Your job is to copy every line in the material containing the word "Justin".

Provided data:
______________________________
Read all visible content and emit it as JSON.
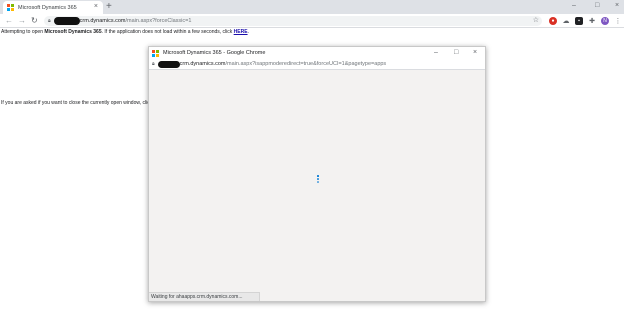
{
  "browser": {
    "tab_title": "Microsoft Dynamics 365",
    "tab_close": "×",
    "new_tab": "+",
    "url_host": "crm.dynamics.com",
    "url_path": "/main.aspx?forceClassic=1",
    "controls": {
      "minimize": "–",
      "maximize": "□",
      "close": "×"
    }
  },
  "page": {
    "message_prefix": "Attempting to open ",
    "message_bold": "Microsoft Dynamics 365",
    "message_suffix": ". If the application does not load within a few seconds, click ",
    "here_link": "HERE",
    "message_end": ".",
    "second_message": "If you are asked if you want to close the currently open window, click"
  },
  "popup": {
    "title": "Microsoft Dynamics 365 - Google Chrome",
    "url_host": "crm.dynamics.com",
    "url_path": "/main.aspx?isappmoderedirect=true&forceUCI=1&pagetype=apps",
    "status": "Waiting for ahaapps.crm.dynamics.com...",
    "controls": {
      "minimize": "–",
      "maximize": "□",
      "close": "×"
    }
  },
  "colors": {
    "ms_red": "#f25022",
    "ms_green": "#7fba00",
    "ms_blue": "#00a4ef",
    "ms_yellow": "#ffb900",
    "spinner": "#0078d4",
    "link": "#1a0dab"
  }
}
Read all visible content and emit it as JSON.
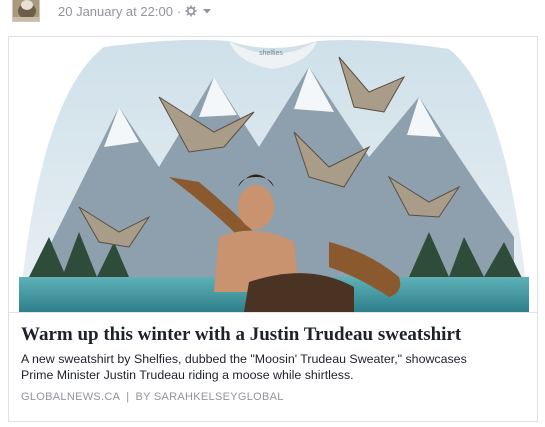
{
  "post": {
    "timestamp": "20 January at 22:00",
    "separator": "·",
    "privacy_icon": "friends-cog-icon",
    "menu_icon": "chevron-down-icon"
  },
  "link_card": {
    "image_alt_icon": "sweatshirt-photo",
    "brand_tag": "shelfies",
    "title": "Warm up this winter with a Justin Trudeau sweatshirt",
    "description_line1": "A new sweatshirt by Shelfies, dubbed the \"Moosin' Trudeau Sweater,\" showcases",
    "description_line2": "Prime Minister Justin Trudeau riding a moose while shirtless.",
    "source": "GLOBALNEWS.CA",
    "divider": "|",
    "author": "BY SARAHKELSEYGLOBAL"
  },
  "colors": {
    "meta_text": "#90949c",
    "title_text": "#1d2129",
    "card_border": "#dddfe2"
  }
}
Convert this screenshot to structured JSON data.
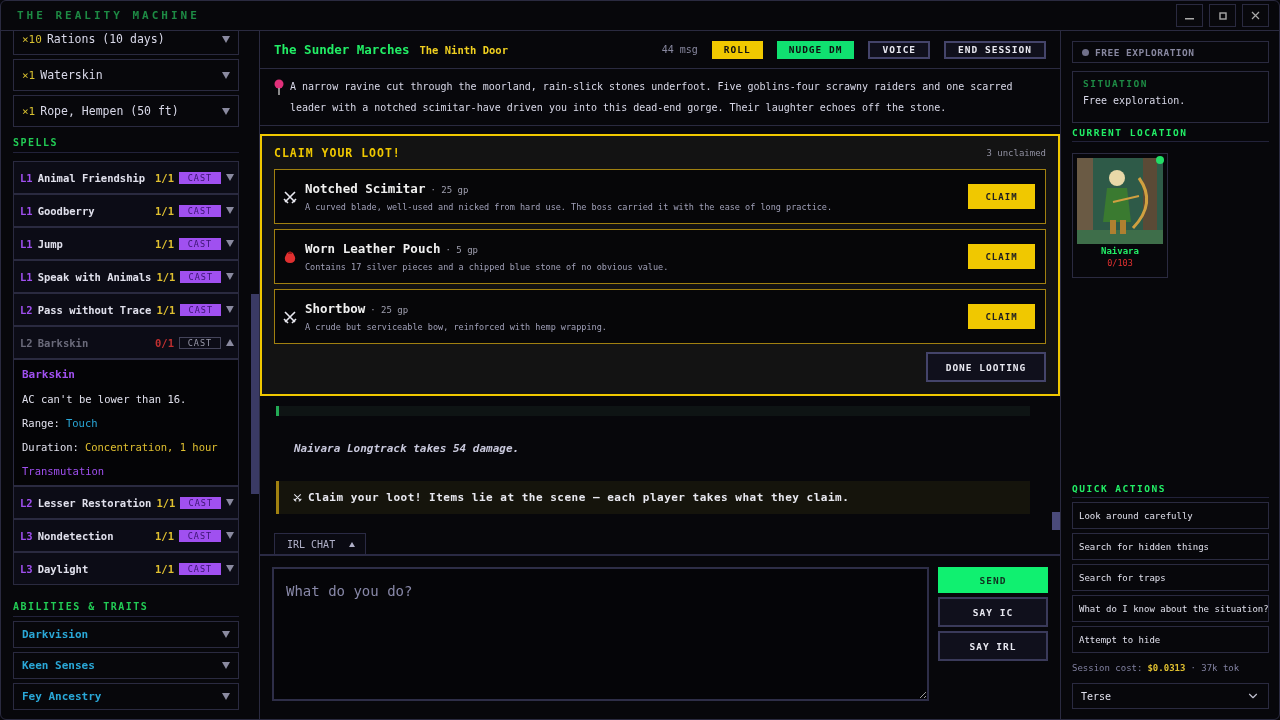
{
  "window": {
    "title": "THE REALITY MACHINE"
  },
  "sidebar": {
    "inventory": [
      {
        "qty": "×10",
        "name": "Rations (10 days)"
      },
      {
        "qty": "×1",
        "name": "Waterskin"
      },
      {
        "qty": "×1",
        "name": "Rope, Hempen (50 ft)"
      }
    ],
    "spells_heading": "SPELLS",
    "spells": [
      {
        "level": "L1",
        "name": "Animal Friendship",
        "slots": "1/1",
        "action": "CAST",
        "available": true,
        "expanded": false
      },
      {
        "level": "L1",
        "name": "Goodberry",
        "slots": "1/1",
        "action": "CAST",
        "available": true,
        "expanded": false
      },
      {
        "level": "L1",
        "name": "Jump",
        "slots": "1/1",
        "action": "CAST",
        "available": true,
        "expanded": false
      },
      {
        "level": "L1",
        "name": "Speak with Animals",
        "slots": "1/1",
        "action": "CAST",
        "available": true,
        "expanded": false
      },
      {
        "level": "L2",
        "name": "Pass without Trace",
        "slots": "1/1",
        "action": "CAST",
        "available": true,
        "expanded": false
      },
      {
        "level": "L2",
        "name": "Barkskin",
        "slots": "0/1",
        "action": "CAST",
        "available": false,
        "expanded": true,
        "detail": {
          "title": "Barkskin",
          "description": "AC can't be lower than 16.",
          "range_label": "Range:",
          "range": "Touch",
          "duration_label": "Duration:",
          "duration": "Concentration, 1 hour",
          "school": "Transmutation"
        }
      },
      {
        "level": "L2",
        "name": "Lesser Restoration",
        "slots": "1/1",
        "action": "CAST",
        "available": true,
        "expanded": false
      },
      {
        "level": "L3",
        "name": "Nondetection",
        "slots": "1/1",
        "action": "CAST",
        "available": true,
        "expanded": false
      },
      {
        "level": "L3",
        "name": "Daylight",
        "slots": "1/1",
        "action": "CAST",
        "available": true,
        "expanded": false
      }
    ],
    "abilities_heading": "ABILITIES & TRAITS",
    "abilities": [
      {
        "name": "Darkvision"
      },
      {
        "name": "Keen Senses"
      },
      {
        "name": "Fey Ancestry"
      }
    ]
  },
  "header": {
    "title": "The Sunder Marches",
    "subtitle": "The Ninth Door",
    "count": "44 msg",
    "buttons": [
      {
        "label": "ROLL",
        "kind": "gold"
      },
      {
        "label": "NUDGE DM",
        "kind": "green"
      },
      {
        "label": "VOICE",
        "kind": "plain"
      },
      {
        "label": "END SESSION",
        "kind": "plain"
      }
    ]
  },
  "scene": "A narrow ravine cut through the moorland, rain-slick stones underfoot. Five goblins-four scrawny raiders and one scarred leader with a notched scimitar-have driven you into this dead-end gorge. Their laughter echoes off the stone.",
  "loot": {
    "title": "CLAIM YOUR LOOT!",
    "count": "3 unclaimed",
    "items": [
      {
        "kind": "weapon",
        "name": "Notched Scimitar",
        "price": "· 25 gp",
        "description": "A curved blade, well-used and nicked from hard use. The boss carried it with the ease of long practice.",
        "action": "CLAIM"
      },
      {
        "kind": "pouch",
        "name": "Worn Leather Pouch",
        "price": "· 5 gp",
        "description": "Contains 17 silver pieces and a chipped blue stone of no obvious value.",
        "action": "CLAIM"
      },
      {
        "kind": "weapon",
        "name": "Shortbow",
        "price": "· 25 gp",
        "description": "A crude but serviceable bow, reinforced with hemp wrapping.",
        "action": "CLAIM"
      }
    ],
    "done": "DONE LOOTING"
  },
  "log": [
    {
      "kind": "narration",
      "text": "Naivara Longtrack takes 54 damage."
    },
    {
      "kind": "system",
      "text": "Claim your loot! Items lie at the scene — each player takes what they claim."
    }
  ],
  "chat_tab": {
    "label": "IRL CHAT",
    "expanded": false
  },
  "composer": {
    "placeholder": "What do you do?",
    "buttons": [
      {
        "label": "SEND",
        "kind": "primary"
      },
      {
        "label": "SAY IC",
        "kind": "plain"
      },
      {
        "label": "SAY IRL",
        "kind": "plain"
      }
    ]
  },
  "right": {
    "mode": "FREE EXPLORATION",
    "situation_heading": "SITUATION",
    "situation": "Free exploration.",
    "location_heading": "CURRENT LOCATION",
    "characters": [
      {
        "name": "Naivara",
        "hp": "0/103",
        "online": true
      }
    ],
    "quick_heading": "QUICK ACTIONS",
    "quick_actions": [
      "Look around carefully",
      "Search for hidden things",
      "Search for traps",
      "What do I know about the situation?",
      "Attempt to hide"
    ],
    "cost_label": "Session cost:",
    "cost": "$0.0313",
    "tokens": "· 37k tok",
    "verbosity": "Terse"
  }
}
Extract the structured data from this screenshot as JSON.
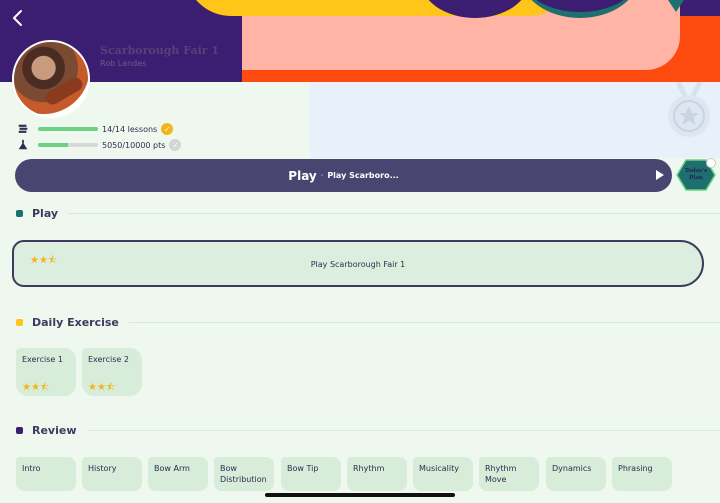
{
  "song": {
    "title": "Scarborough Fair 1",
    "artist": "Rob Landes"
  },
  "stats": {
    "lessons": {
      "text": "14/14 lessons",
      "progress": 1.0
    },
    "points": {
      "text": "5050/10000 pts",
      "progress": 0.505
    }
  },
  "play_bar": {
    "play": "Play",
    "separator": "·",
    "song": "Play Scarboro..."
  },
  "plan_badge": {
    "line1": "Today's",
    "line2": "Plan"
  },
  "sections": {
    "play": {
      "title": "Play",
      "color": "#1d6f70"
    },
    "daily": {
      "title": "Daily Exercise",
      "color": "#ffc519"
    },
    "review": {
      "title": "Review",
      "color": "#3b1e72"
    }
  },
  "play_card": {
    "title": "Play Scarborough Fair 1",
    "stars": 2.5
  },
  "exercises": [
    {
      "name": "Exercise 1",
      "stars": 2.5
    },
    {
      "name": "Exercise 2",
      "stars": 2.5
    }
  ],
  "review_items": [
    {
      "label": "Intro"
    },
    {
      "label": "History"
    },
    {
      "label": "Bow Arm"
    },
    {
      "label": "Bow Distribution"
    },
    {
      "label": "Bow Tip"
    },
    {
      "label": "Rhythm"
    },
    {
      "label": "Musicality"
    },
    {
      "label": "Rhythm Move"
    },
    {
      "label": "Dynamics"
    },
    {
      "label": "Phrasing"
    }
  ],
  "colors": {
    "accent": "#4a4570",
    "progress": "#6dd281",
    "star": "#f3b51a",
    "card": "#d7ecd9"
  },
  "icons": {
    "back": "chevron-left-icon",
    "lessons": "book-stack-icon",
    "points": "level-icon",
    "check": "check-circle-icon",
    "play": "play-triangle-icon",
    "medal": "medal-icon"
  }
}
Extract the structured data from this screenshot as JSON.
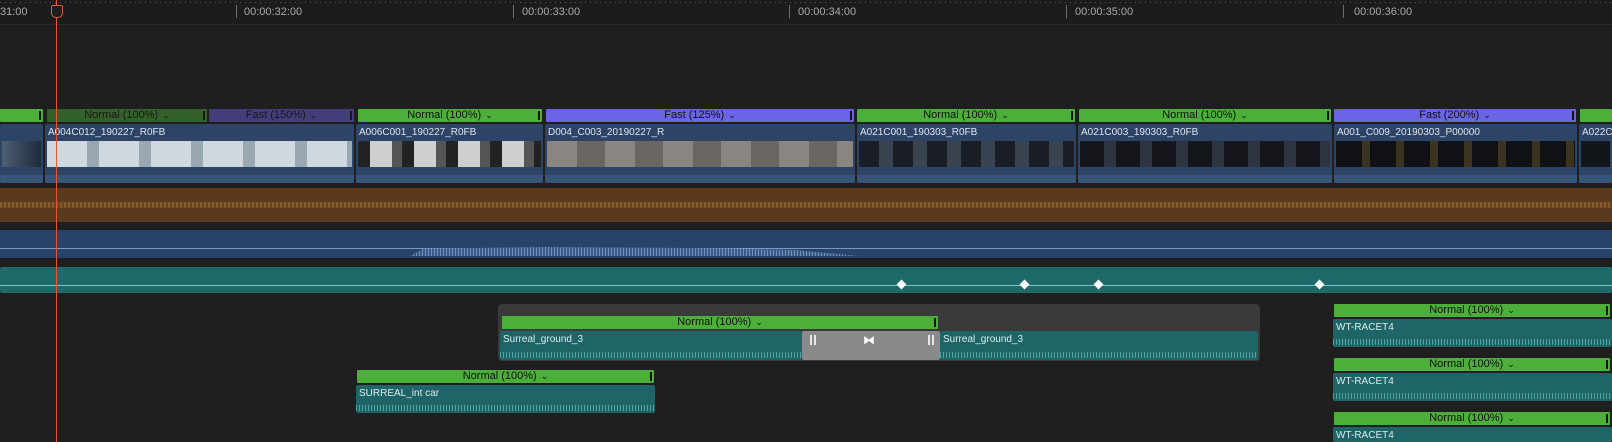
{
  "ruler": {
    "timecodes": [
      "31:00",
      "00:00:32:00",
      "00:00:33:00",
      "00:00:34:00",
      "00:00:35:00",
      "00:00:36:00"
    ]
  },
  "primary_storyline": {
    "speed_bars": [
      {
        "label": "",
        "color": "#4caf3a"
      },
      {
        "label": "Normal (100%)",
        "color": "#4caf3a",
        "dimmed": true
      },
      {
        "label": "Fast (150%)",
        "color": "#6b64e6",
        "dimmed": true
      },
      {
        "label": "Normal (100%)",
        "color": "#4caf3a"
      },
      {
        "label": "Fast (125%)",
        "color": "#6b64e6"
      },
      {
        "label": "Normal (100%)",
        "color": "#4caf3a"
      },
      {
        "label": "Normal (100%)",
        "color": "#4caf3a"
      },
      {
        "label": "Fast (200%)",
        "color": "#6b64e6"
      },
      {
        "label": "",
        "color": "#4caf3a"
      }
    ],
    "clips": [
      {
        "name": ""
      },
      {
        "name": "A004C012_190227_R0FB"
      },
      {
        "name": "A006C001_190227_R0FB"
      },
      {
        "name": "D004_C003_20190227_R"
      },
      {
        "name": "A021C001_190303_R0FB"
      },
      {
        "name": "A021C003_190303_R0FB"
      },
      {
        "name": "A001_C009_20190303_P00000"
      },
      {
        "name": "A022C"
      }
    ]
  },
  "connected_clips": {
    "compound": {
      "speed_label": "Normal (100%)",
      "left_clip": "Surreal_ground_3",
      "right_clip": "Surreal_ground_3"
    },
    "interior": {
      "speed_label": "Normal (100%)",
      "clip": "SURREAL_int car"
    },
    "race_clips": [
      {
        "speed_label": "Normal (100%)",
        "clip": "WT-RACET4"
      },
      {
        "speed_label": "Normal (100%)",
        "clip": "WT-RACET4"
      },
      {
        "speed_label": "Normal (100%)",
        "clip": "WT-RACET4"
      }
    ]
  },
  "colors": {
    "playhead": "#e05a3a",
    "speed_normal": "#4caf3a",
    "speed_fast": "#6b64e6",
    "video_clip": "#2d4466",
    "audio_clip": "#1f6466"
  }
}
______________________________
Result of this task:
    "title": "Warm up this winter with a Justin Trudeau sweatshirt",
    "description_line2": "Prime Minister Justin Trudeau riding a moose while shirtless.",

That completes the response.